━━━━━ RECORDS FOR THIS TASK ━━━━━

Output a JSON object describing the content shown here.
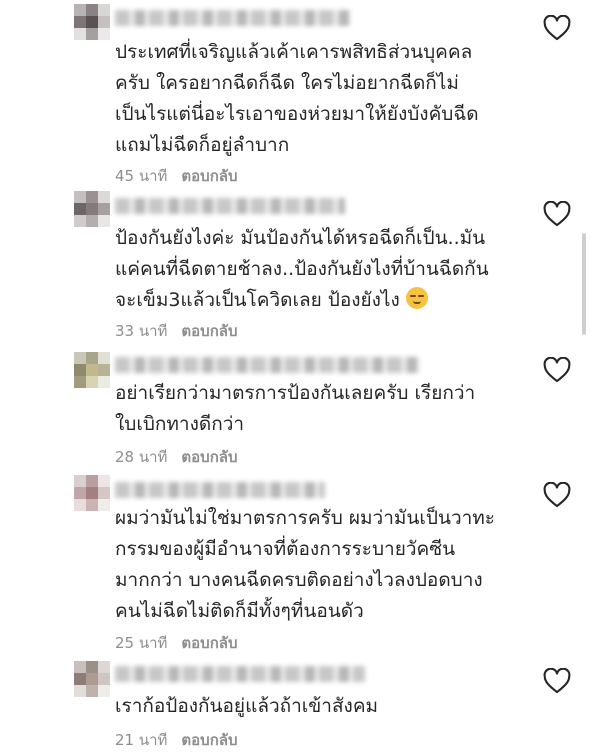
{
  "comments": [
    {
      "text": "ประเทศที่เจริญแล้วเค้าเคารพสิทธิส่วนบุคคล\nครับ ใครอยากฉีดก็ฉีด ใครไม่อยากฉีดก็ไม่\nเป็นไรแต่นี่อะไรเอาของห่วยมาให้ยังบังคับฉีด\nแถมไม่ฉีดก็อยู่ลำบาก",
      "time": "45 นาที",
      "reply": "ตอบกลับ"
    },
    {
      "text": "ป้องกันยังไงค่ะ มันป้องกันได้หรอฉีดก็เป็น..มัน\nแค่คนที่ฉีดตายช้าลง..ป้องกันยังไงที่บ้านฉีดกัน\nจะเข็ม3แล้วเป็นโควิดเลย ป้องยังไง",
      "emoji": "smirking-face",
      "time": "33 นาที",
      "reply": "ตอบกลับ"
    },
    {
      "text": "อย่าเรียกว่ามาตรการป้องกันเลยครับ เรียกว่า\nใบเบิกทางดีกว่า",
      "time": "28 นาที",
      "reply": "ตอบกลับ"
    },
    {
      "text": "ผมว่ามันไม่ใช่มาตรการครับ ผมว่ามันเป็นวาทะ\nกรรมของผู้มีอำนาจที่ต้องการระบายวัคซีน\nมากกว่า บางคนฉีดครบติดอย่างไวลงปอดบาง\nคนไม่ฉีดไม่ติดก็มีทั้งๆที่นอนดัว",
      "time": "25 นาที",
      "reply": "ตอบกลับ"
    },
    {
      "text": "เราก้อป้องกันอยู่แล้วถ้าเข้าสังคม",
      "time": "21 นาที",
      "reply": "ตอบกลับ"
    }
  ],
  "icons": {
    "like": "heart-outline-icon"
  },
  "colors": {
    "text": "#262626",
    "meta": "#8e8e8e",
    "background": "#ffffff"
  }
}
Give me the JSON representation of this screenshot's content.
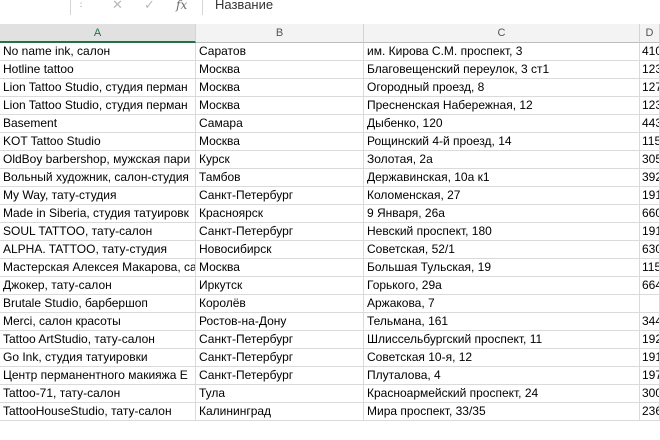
{
  "formula_bar": {
    "cancel_icon": "✕",
    "enter_icon": "✓",
    "fx_label": "fx",
    "formula_value": "Название"
  },
  "columns": [
    "A",
    "B",
    "C",
    "D"
  ],
  "rows": [
    {
      "a": "No name ink, салон",
      "b": "Саратов",
      "c": "им. Кирова С.М. проспект, 3",
      "d": "410"
    },
    {
      "a": "Hotline tattoo",
      "b": "Москва",
      "c": "Благовещенский переулок, 3 ст1",
      "d": "123"
    },
    {
      "a": "Lion Tattoo Studio, студия перман",
      "b": "Москва",
      "c": "Огородный проезд, 8",
      "d": "127"
    },
    {
      "a": "Lion Tattoo Studio, студия перман",
      "b": "Москва",
      "c": "Пресненская Набережная, 12",
      "d": "123"
    },
    {
      "a": "Basement",
      "b": "Самара",
      "c": "Дыбенко, 120",
      "d": "443"
    },
    {
      "a": "KOT Tattoo Studio",
      "b": "Москва",
      "c": "Рощинский 4-й проезд, 14",
      "d": "115"
    },
    {
      "a": "OldBoy barbershop, мужская пари",
      "b": "Курск",
      "c": "Золотая, 2а",
      "d": "305"
    },
    {
      "a": "Вольный художник, салон-студия",
      "b": "Тамбов",
      "c": "Державинская, 10а к1",
      "d": "392"
    },
    {
      "a": "My Way, тату-студия",
      "b": "Санкт-Петербург",
      "c": "Коломенская, 27",
      "d": "191"
    },
    {
      "a": "Made in Siberia, студия татуировк",
      "b": "Красноярск",
      "c": "9 Января, 26а",
      "d": "660"
    },
    {
      "a": "SOUL TATTOO, тату-салон",
      "b": "Санкт-Петербург",
      "c": "Невский проспект, 180",
      "d": "191"
    },
    {
      "a": "ALPHA. TATTOO, тату-студия",
      "b": "Новосибирск",
      "c": "Советская, 52/1",
      "d": "630"
    },
    {
      "a": "Мастерская Алексея Макарова, са",
      "b": "Москва",
      "c": "Большая Тульская, 19",
      "d": "115"
    },
    {
      "a": "Джокер, тату-салон",
      "b": "Иркутск",
      "c": "Горького, 29а",
      "d": "664"
    },
    {
      "a": "Brutale Studio, барбершоп",
      "b": "Королёв",
      "c": "Аржакова, 7",
      "d": ""
    },
    {
      "a": "Merci, салон красоты",
      "b": "Ростов-на-Дону",
      "c": "Тельмана, 161",
      "d": "344"
    },
    {
      "a": "Tattoo ArtStudio, тату-салон",
      "b": "Санкт-Петербург",
      "c": "Шлиссельбургский проспект, 11",
      "d": "192"
    },
    {
      "a": "Go Ink, студия татуировки",
      "b": "Санкт-Петербург",
      "c": "Советская 10-я, 12",
      "d": "191"
    },
    {
      "a": "Центр перманентного макияжа Е",
      "b": "Санкт-Петербург",
      "c": "Плуталова, 4",
      "d": "197"
    },
    {
      "a": "Tattoo-71, тату-салон",
      "b": "Тула",
      "c": "Красноармейский проспект, 24",
      "d": "300"
    },
    {
      "a": "TattooHouseStudio, тату-салон",
      "b": "Калининград",
      "c": "Мира проспект, 33/35",
      "d": "236"
    }
  ]
}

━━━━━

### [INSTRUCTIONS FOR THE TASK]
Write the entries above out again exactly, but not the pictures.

### [RESULT OF THIS EXERCISE]
Output a JSON object describing the content shown here.
{
  "comments": [
    {
      "text": "ประเทศที่เจริญแล้วเค้าเคารพสิทธิส่วนบุคคล\nครับ ใครอยากฉีดก็ฉีด ใครไม่อยากฉีดก็ไม่\nเป็นไรแต่นี่อะไรเอาของห่วยมาให้ยังบังคับฉีด\nแถมไม่ฉีดก็อยู่ลำบาก",
      "time": "45 นาที",
      "reply": "ตอบกลับ"
    },
    {
      "text": "ป้องกันยังไงค่ะ มันป้องกันได้หรอฉีดก็เป็น..มัน\nแค่คนที่ฉีดตายช้าลง..ป้องกันยังไงที่บ้านฉีดกัน\nจะเข็ม3แล้วเป็นโควิดเลย ป้องยังไง",
      "emoji": "smirking-face",
      "time": "33 นาที",
      "reply": "ตอบกลับ"
    },
    {
      "text": "อย่าเรียกว่ามาตรการป้องกันเลยครับ เรียกว่า\nใบเบิกทางดีกว่า",
      "time": "28 นาที",
      "reply": "ตอบกลับ"
    },
    {
      "text": "ผมว่ามันไม่ใช่มาตรการครับ ผมว่ามันเป็นวาทะ\nกรรมของผู้มีอำนาจที่ต้องการระบายวัคซีน\nมากกว่า บางคนฉีดครบติดอย่างไวลงปอดบาง\nคนไม่ฉีดไม่ติดก็มีทั้งๆที่นอนดัว",
      "time": "25 นาที",
      "reply": "ตอบกลับ"
    },
    {
      "text": "เราก้อป้องกันอยู่แล้วถ้าเข้าสังคม",
      "time": "21 นาที",
      "reply": "ตอบกลับ"
    }
  ],
  "icons": {
    "like": "heart-outline-icon"
  },
  "colors": {
    "text": "#262626",
    "meta": "#8e8e8e",
    "background": "#ffffff"
  }
}
Give me the JSON representation of this screenshot's content.
{
  "formula_bar": {
    "cancel_icon": "✕",
    "enter_icon": "✓",
    "fx_label": "fx",
    "formula_value": "Название"
  },
  "columns": [
    "A",
    "B",
    "C",
    "D"
  ],
  "rows": [
    {
      "a": "No name ink, салон",
      "b": "Саратов",
      "c": "им. Кирова С.М. проспект, 3",
      "d": "410"
    },
    {
      "a": "Hotline tattoo",
      "b": "Москва",
      "c": "Благовещенский переулок, 3 ст1",
      "d": "123"
    },
    {
      "a": "Lion Tattoo Studio, студия перман",
      "b": "Москва",
      "c": "Огородный проезд, 8",
      "d": "127"
    },
    {
      "a": "Lion Tattoo Studio, студия перман",
      "b": "Москва",
      "c": "Пресненская Набережная, 12",
      "d": "123"
    },
    {
      "a": "Basement",
      "b": "Самара",
      "c": "Дыбенко, 120",
      "d": "443"
    },
    {
      "a": "KOT Tattoo Studio",
      "b": "Москва",
      "c": "Рощинский 4-й проезд, 14",
      "d": "115"
    },
    {
      "a": "OldBoy barbershop, мужская пари",
      "b": "Курск",
      "c": "Золотая, 2а",
      "d": "305"
    },
    {
      "a": "Вольный художник, салон-студия",
      "b": "Тамбов",
      "c": "Державинская, 10а к1",
      "d": "392"
    },
    {
      "a": "My Way, тату-студия",
      "b": "Санкт-Петербург",
      "c": "Коломенская, 27",
      "d": "191"
    },
    {
      "a": "Made in Siberia, студия татуировк",
      "b": "Красноярск",
      "c": "9 Января, 26а",
      "d": "660"
    },
    {
      "a": "SOUL TATTOO, тату-салон",
      "b": "Санкт-Петербург",
      "c": "Невский проспект, 180",
      "d": "191"
    },
    {
      "a": "ALPHA. TATTOO, тату-студия",
      "b": "Новосибирск",
      "c": "Советская, 52/1",
      "d": "630"
    },
    {
      "a": "Мастерская Алексея Макарова, са",
      "b": "Москва",
      "c": "Большая Тульская, 19",
      "d": "115"
    },
    {
      "a": "Джокер, тату-салон",
      "b": "Иркутск",
      "c": "Горького, 29а",
      "d": "664"
    },
    {
      "a": "Brutale Studio, барбершоп",
      "b": "Королёв",
      "c": "Аржакова, 7",
      "d": ""
    },
    {
      "a": "Merci, салон красоты",
      "b": "Ростов-на-Дону",
      "c": "Тельмана, 161",
      "d": "344"
    },
    {
      "a": "Tattoo ArtStudio, тату-салон",
      "b": "Санкт-Петербург",
      "c": "Шлиссельбургский проспект, 11",
      "d": "192"
    },
    {
      "a": "Go Ink, студия татуировки",
      "b": "Санкт-Петербург",
      "c": "Советская 10-я, 12",
      "d": "191"
    },
    {
      "a": "Центр перманентного макияжа Е",
      "b": "Санкт-Петербург",
      "c": "Плуталова, 4",
      "d": "197"
    },
    {
      "a": "Tattoo-71, тату-салон",
      "b": "Тула",
      "c": "Красноармейский проспект, 24",
      "d": "300"
    },
    {
      "a": "TattooHouseStudio, тату-салон",
      "b": "Калининград",
      "c": "Мира проспект, 33/35",
      "d": "236"
    }
  ]
}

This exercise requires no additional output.